*WHAT YOU NEED TO DO:* Scan the records for the word "data". Copy each line that includes it.

*MATERIALS PROVIDED:*
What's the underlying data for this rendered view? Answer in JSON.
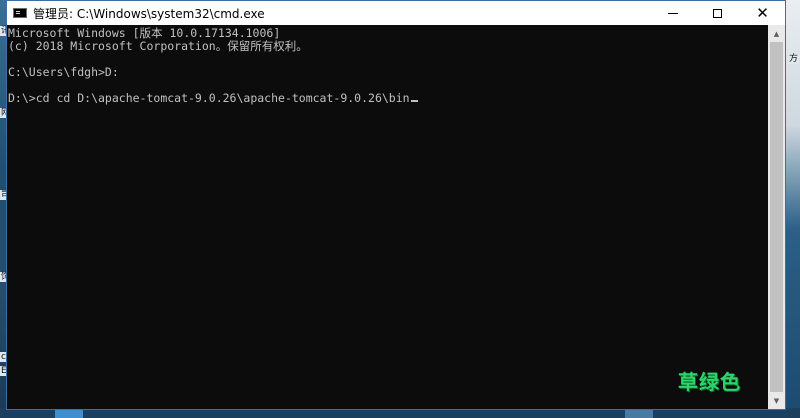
{
  "window": {
    "title": "管理员: C:\\Windows\\system32\\cmd.exe",
    "controls": {
      "minimize": "minimize",
      "maximize": "maximize",
      "close": "✕"
    }
  },
  "console": {
    "lines": [
      "Microsoft Windows [版本 10.0.17134.1006]",
      "(c) 2018 Microsoft Corporation。保留所有权利。",
      "",
      "C:\\Users\\fdgh>D:",
      "",
      "D:\\>cd cd D:\\apache-tomcat-9.0.26\\apache-tomcat-9.0.26\\bin"
    ]
  },
  "desktop": {
    "left_fragments": [
      "讯",
      "网",
      "司",
      "饰",
      "c",
      "Ec"
    ],
    "right_fragments": [
      "方"
    ]
  },
  "watermark": "草绿色",
  "colors": {
    "console_bg": "#0c0c0c",
    "console_text": "#c0c0c0",
    "titlebar_bg": "#ffffff",
    "watermark": "#2fd36c"
  }
}
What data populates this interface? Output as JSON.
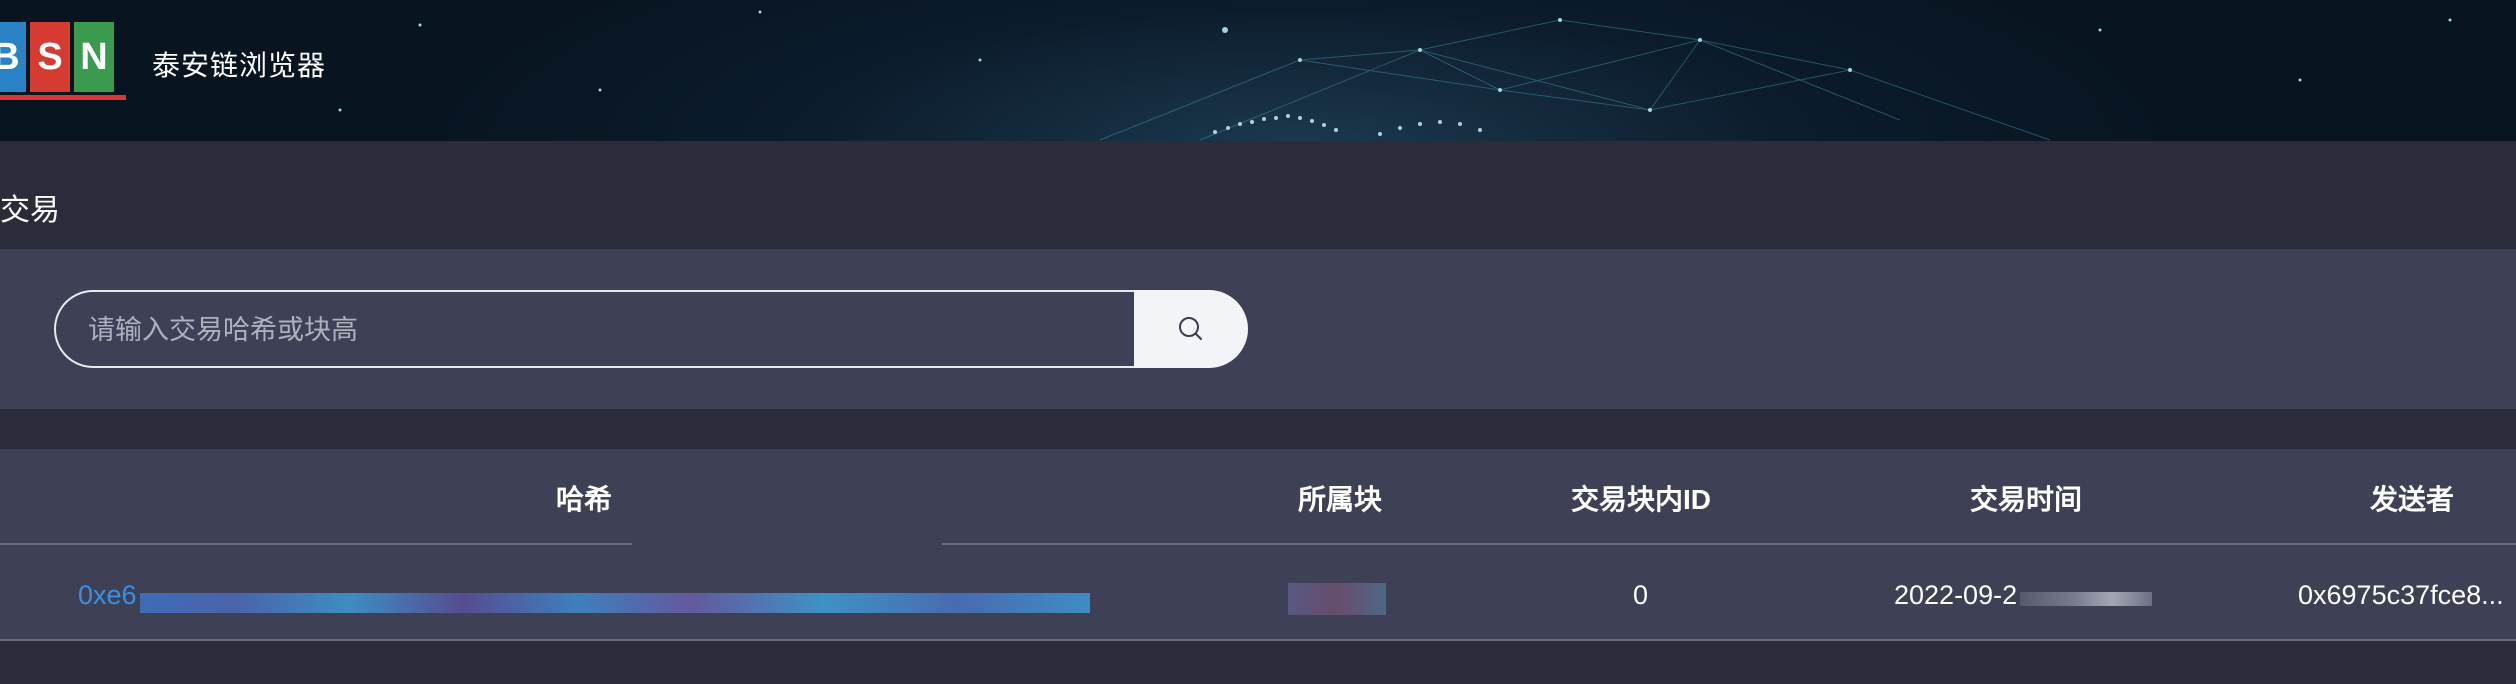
{
  "header": {
    "logo_letters": [
      "B",
      "S",
      "N"
    ],
    "logo_colors": [
      "#2a83c4",
      "#d63b32",
      "#3a9a4e"
    ],
    "brand_name": "泰安链浏览器"
  },
  "page": {
    "title": "交易"
  },
  "search": {
    "placeholder": "请输入交易哈希或块高",
    "value": "",
    "icon": "search-icon"
  },
  "table": {
    "columns": [
      "哈希",
      "所属块",
      "交易块内ID",
      "交易时间",
      "发送者"
    ],
    "rows": [
      {
        "hash": "0xe6",
        "block": "",
        "tx_index": "0",
        "time": "2022-09-2",
        "sender": "0x6975c37fce8..."
      }
    ]
  },
  "colors": {
    "accent": "#3b8fe4",
    "panel": "#3e4055",
    "background": "#2b2c3b"
  }
}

*RESULT:*
What's the underlying data for this rendered view? Answer in JSON.
What data populates this interface? Output as JSON.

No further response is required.